29 Oct GDP DISAPPOINTED BECAUSE OF SUPPLY CONSTRAINTS
GDP expanded at a 2.0% annualized rate during the third quarter following a 6.7% pace in the second quarter. The deceleration reflected a sharp slowdown in personal consumption, which grew at just a 1.6% pace after a rapid 12% jump in the prior period. Shortages, transportation bottlenecks, rising prices and the delta variant weighed upon the data.
The personal consumption expenditures price index, excluding food and energy costs, an inflation measure followed closely by Federal Reserve officials, remained elevated, met expectations growing an annualized 4.5% last quarter after a 6.1% jump in the prior period. The 5.7% headline rate exceeded expectations of a 5.3% increase but was lower than last quarter’s 6.1% jump.
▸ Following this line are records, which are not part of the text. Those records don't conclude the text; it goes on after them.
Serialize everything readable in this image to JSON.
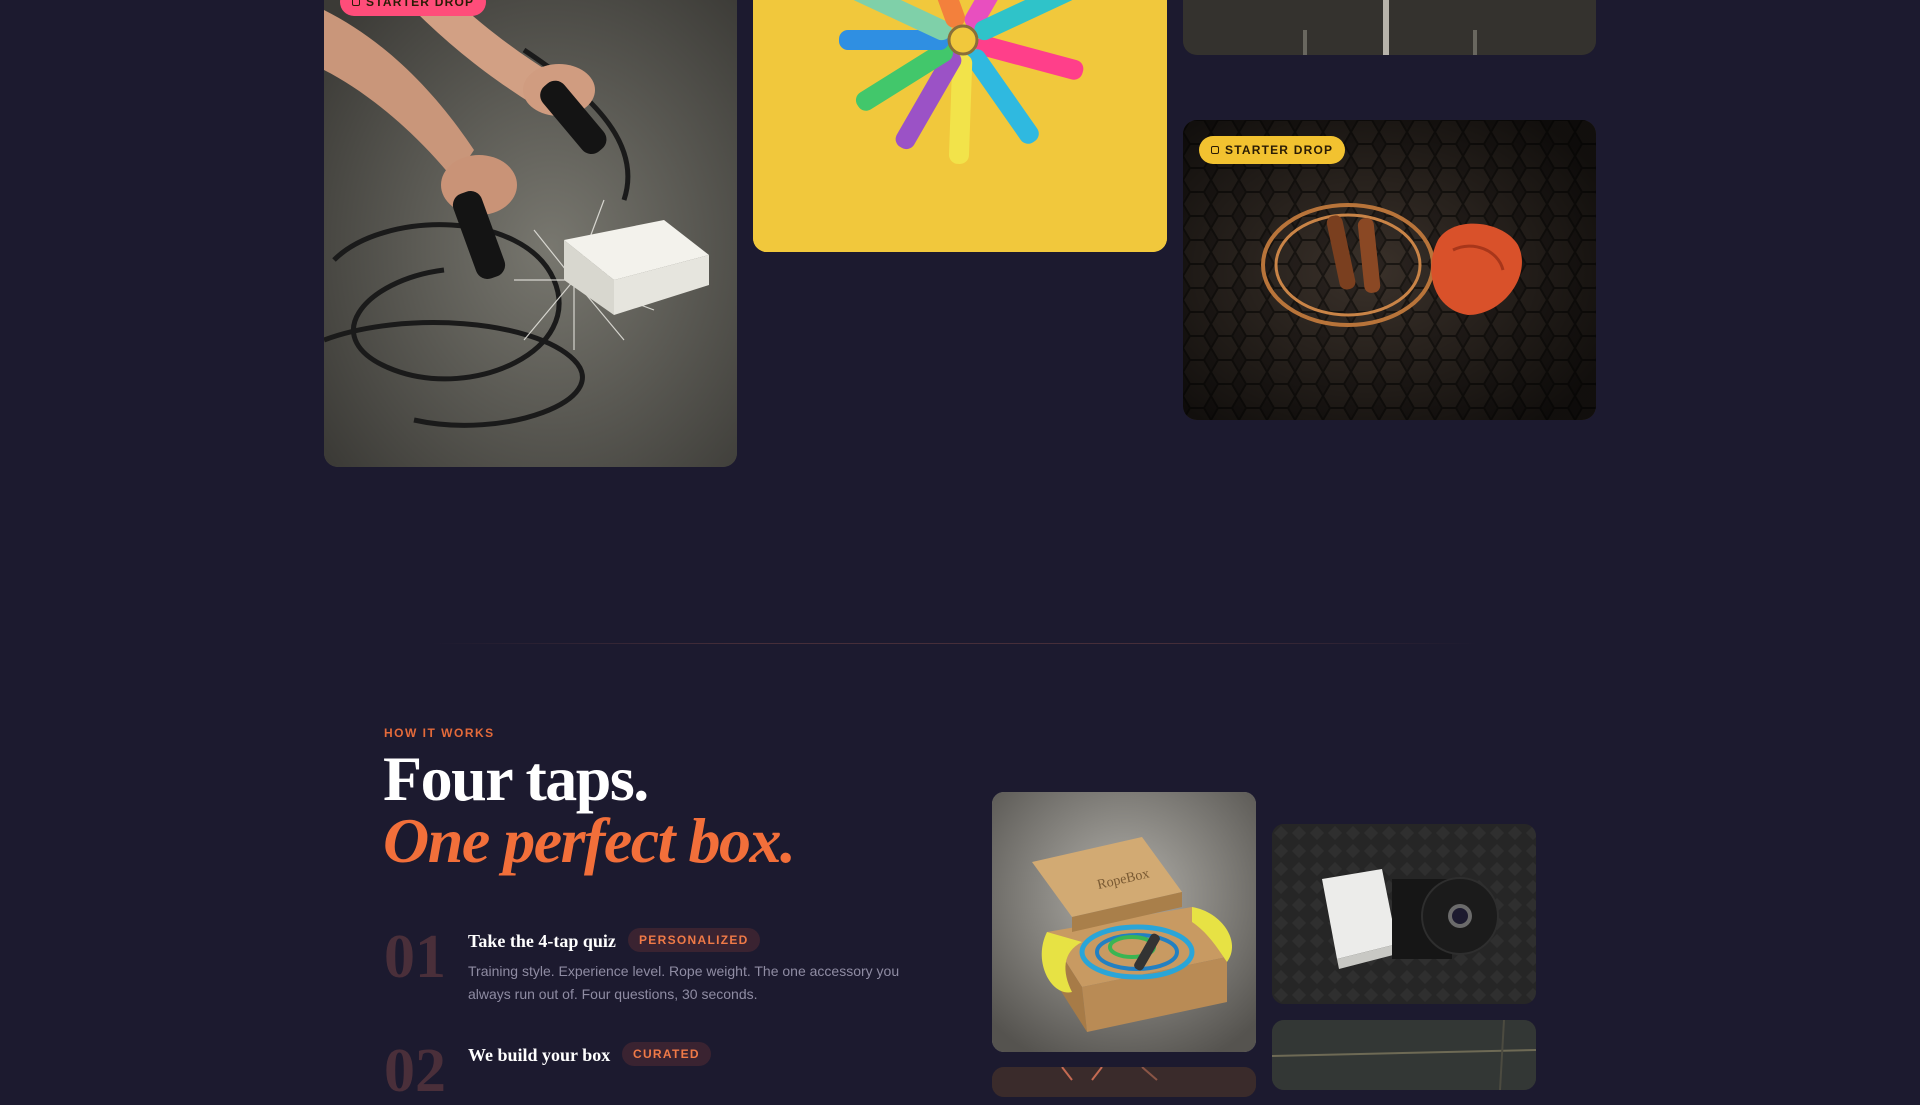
{
  "gallery": {
    "top_left_badge": "STARTER DROP",
    "starter_badge": "STARTER DROP"
  },
  "how_it_works": {
    "eyebrow": "HOW IT WORKS",
    "heading_line1": "Four taps.",
    "heading_line2": "One perfect box.",
    "steps": [
      {
        "number": "01",
        "title": "Take the 4-tap quiz",
        "tag": "PERSONALIZED",
        "description": "Training style. Experience level. Rope weight. The one accessory you always run out of. Four questions, 30 seconds."
      },
      {
        "number": "02",
        "title": "We build your box",
        "tag": "CURATED",
        "description": ""
      }
    ],
    "box_brand": "RopeBox"
  },
  "colors": {
    "background": "#1c1a2f",
    "accent": "#f26f3a",
    "badge_pink": "#ff4d7a",
    "badge_yellow": "#f2c230"
  }
}
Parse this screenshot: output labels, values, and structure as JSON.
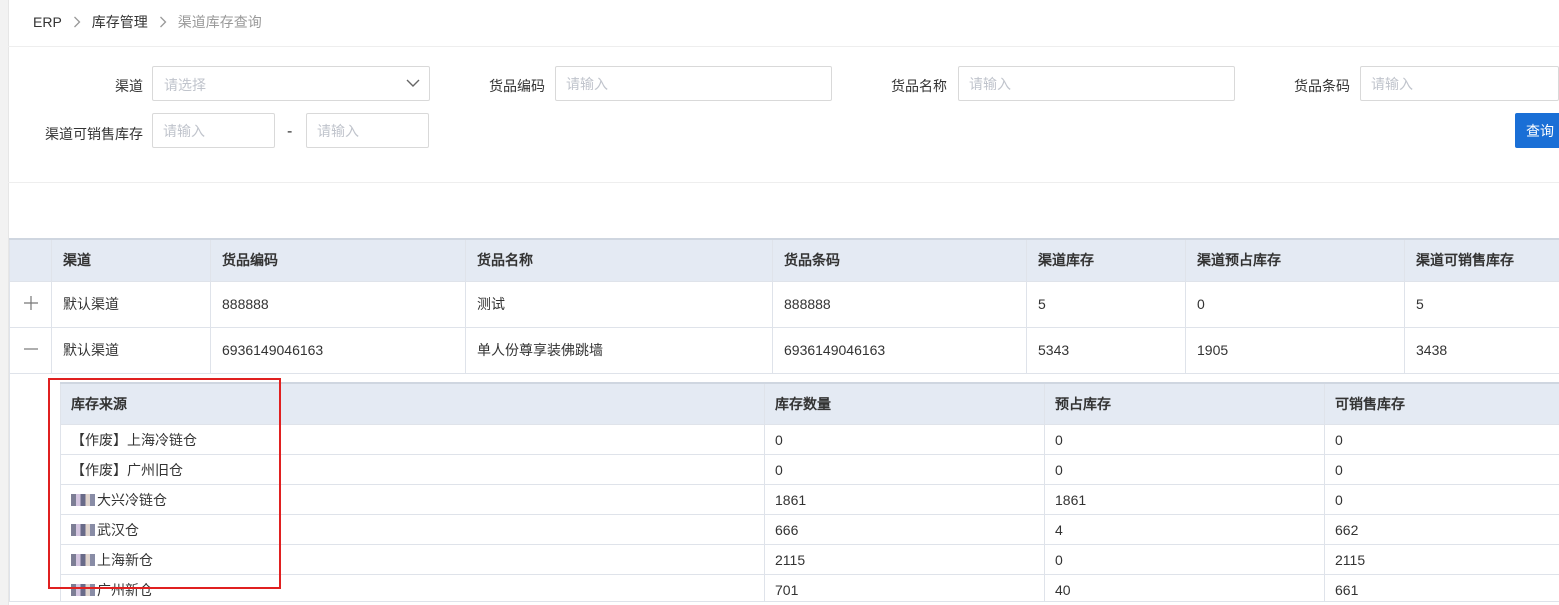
{
  "breadcrumb": [
    "ERP",
    "库存管理",
    "渠道库存查询"
  ],
  "filters": {
    "channel": {
      "label": "渠道",
      "placeholder": "请选择"
    },
    "sku_code": {
      "label": "货品编码",
      "placeholder": "请输入"
    },
    "sku_name": {
      "label": "货品名称",
      "placeholder": "请输入"
    },
    "barcode": {
      "label": "货品条码",
      "placeholder": "请输入"
    },
    "sellable": {
      "label": "渠道可销售库存",
      "min_placeholder": "请输入",
      "max_placeholder": "请输入",
      "separator": "-"
    },
    "query_button": "查询"
  },
  "table": {
    "columns": [
      "渠道",
      "货品编码",
      "货品名称",
      "货品条码",
      "渠道库存",
      "渠道预占库存",
      "渠道可销售库存"
    ],
    "rows": [
      {
        "expand_icon": "plus-icon",
        "channel": "默认渠道",
        "code": "888888",
        "name": "测试",
        "barcode": "888888",
        "stock": "5",
        "reserved": "0",
        "sellable": "5"
      },
      {
        "expand_icon": "minus-icon",
        "channel": "默认渠道",
        "code": "6936149046163",
        "name": "单人份尊享装佛跳墙",
        "barcode": "6936149046163",
        "stock": "5343",
        "reserved": "1905",
        "sellable": "3438"
      }
    ]
  },
  "subtable": {
    "columns": [
      "库存来源",
      "库存数量",
      "预占库存",
      "可销售库存"
    ],
    "rows": [
      {
        "source": "【作废】上海冷链仓",
        "qty": "0",
        "reserved": "0",
        "sellable": "0"
      },
      {
        "source": "【作废】广州旧仓",
        "qty": "0",
        "reserved": "0",
        "sellable": "0"
      },
      {
        "source": "大兴冷链仓",
        "qty": "1861",
        "reserved": "1861",
        "sellable": "0"
      },
      {
        "source": "武汉仓",
        "qty": "666",
        "reserved": "4",
        "sellable": "662"
      },
      {
        "source": "上海新仓",
        "qty": "2115",
        "reserved": "0",
        "sellable": "2115"
      },
      {
        "source": "广州新仓",
        "qty": "701",
        "reserved": "40",
        "sellable": "661"
      }
    ]
  },
  "colors": {
    "accent": "#1a6fd6",
    "header_bg": "#e4eaf3",
    "highlight_box": "#e02020"
  }
}
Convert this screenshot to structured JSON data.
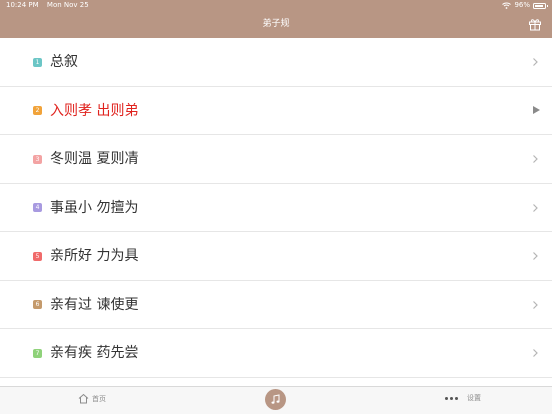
{
  "status_bar": {
    "time": "10:24 PM",
    "date": "Mon Nov 25",
    "battery": "96%"
  },
  "nav": {
    "title": "弟子规",
    "action_icon": "gift-icon"
  },
  "colors": {
    "accent": "#b89684",
    "active_text": "#e0231e"
  },
  "chapters": [
    {
      "num": "1",
      "label": "总叙",
      "color": "#6cc6c6",
      "active": false
    },
    {
      "num": "2",
      "label": "入则孝 出则弟",
      "color": "#f1a33a",
      "active": true
    },
    {
      "num": "3",
      "label": "冬则温 夏则凊",
      "color": "#f3a3a3",
      "active": false
    },
    {
      "num": "4",
      "label": "事虽小 勿擅为",
      "color": "#a89ae0",
      "active": false
    },
    {
      "num": "5",
      "label": "亲所好 力为具",
      "color": "#f06b6b",
      "active": false
    },
    {
      "num": "6",
      "label": "亲有过 谏使更",
      "color": "#c49a6c",
      "active": false
    },
    {
      "num": "7",
      "label": "亲有疾 药先尝",
      "color": "#8fd27a",
      "active": false
    }
  ],
  "tabbar": {
    "home": {
      "label": "首页",
      "icon": "home-icon"
    },
    "music": {
      "icon": "music-note-icon"
    },
    "settings": {
      "label": "设置",
      "icon": "more-dots-icon"
    }
  }
}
The issue at hand are supply woes. Motor vehicle output slumped 41.6%; excluding autos, GDP rose 3.5%. Inflation adjusted business investment declined, the result of production bottlenecks and the inability to finish products or projects.
The debate is rising as to why these supply issues exist. For the first time in at least three generations there are shortages. I rhetorically ask how broken are our supply channels? How are these shortages morphing into the methods of production? How will this impact the electorate?
Unfortunately, economics and politics are closely connected. Many times, one cannot discuss one without discussing the other. The President’s infrastructure bill is fluid. The President reportedly stated that his presidency will be determined by what happens in the next week.
One of the terms that is consistent with past proposals is taxing share repurchases. The current bill will levy a 1% surcharge on all repurchases. This is a compromise from a 2.0% levy.
If passed, will corporations increase dividend payouts? The corporation and its owners should make this decision.
Waxing politically, President Biden and Congressional Democrats consistently say to Americans that higher taxes are the only answer. Will one more government program solve most problems or will one more government regulation make life fair? While the Administration is not solely to blame for the generational high inflation rate, the question is are its policies partially responsible for current shortages.
As widely discussed, Virginia is in the midst of an election for its next governor. As recently as two months ago the reelection of former Democratic Governor Terry McAuliffe was all but a certainty. Today he is locked in a dead heat with Republican Glen Younkin.
Almost all believe this is a litmus test for next year’s Congressional election where the Administration’s agenda can either be repudiated or vindicated.
Commenting upon yesterday’s market action, led by earnings equities rallied. Treasuries rose in yield perhaps under the guise that the Fed might not act prematurely.
After the close both AMZN and AAPL posted results. AMZN disappointed sending shares down over 4.5%. APPL also disappointed and is down 3.4% premarket.
Commenting upon the impact that the largest companies have upon the indices, according to Bloomberg, Wednesday’s advance in the NASDAQ 100 was entirely the result of the 5% plus surge in both MSFT and GOOG. If these companies were omitted, the NASDAQ 100—or the 100 largest companies in the NASDAQ—would have declined 1.1%.
Wow! This places the term “Big is better” in an entirely different context. To quote Ross Perot, this is one “Giant Sucking Sound.”
Will the inverse occur today?
Last night the foreign markets were mixed. London was down 0.21%, Paris down 0.40% and Frankfurt down 0.83%. China was up 0.82%, Japan up 0.25% and Hang Seng down 0.70%.
The Dow should open mixed. NASDAQ futures are down about 1%. The 10-year is off 6/32 to yield 1.61%.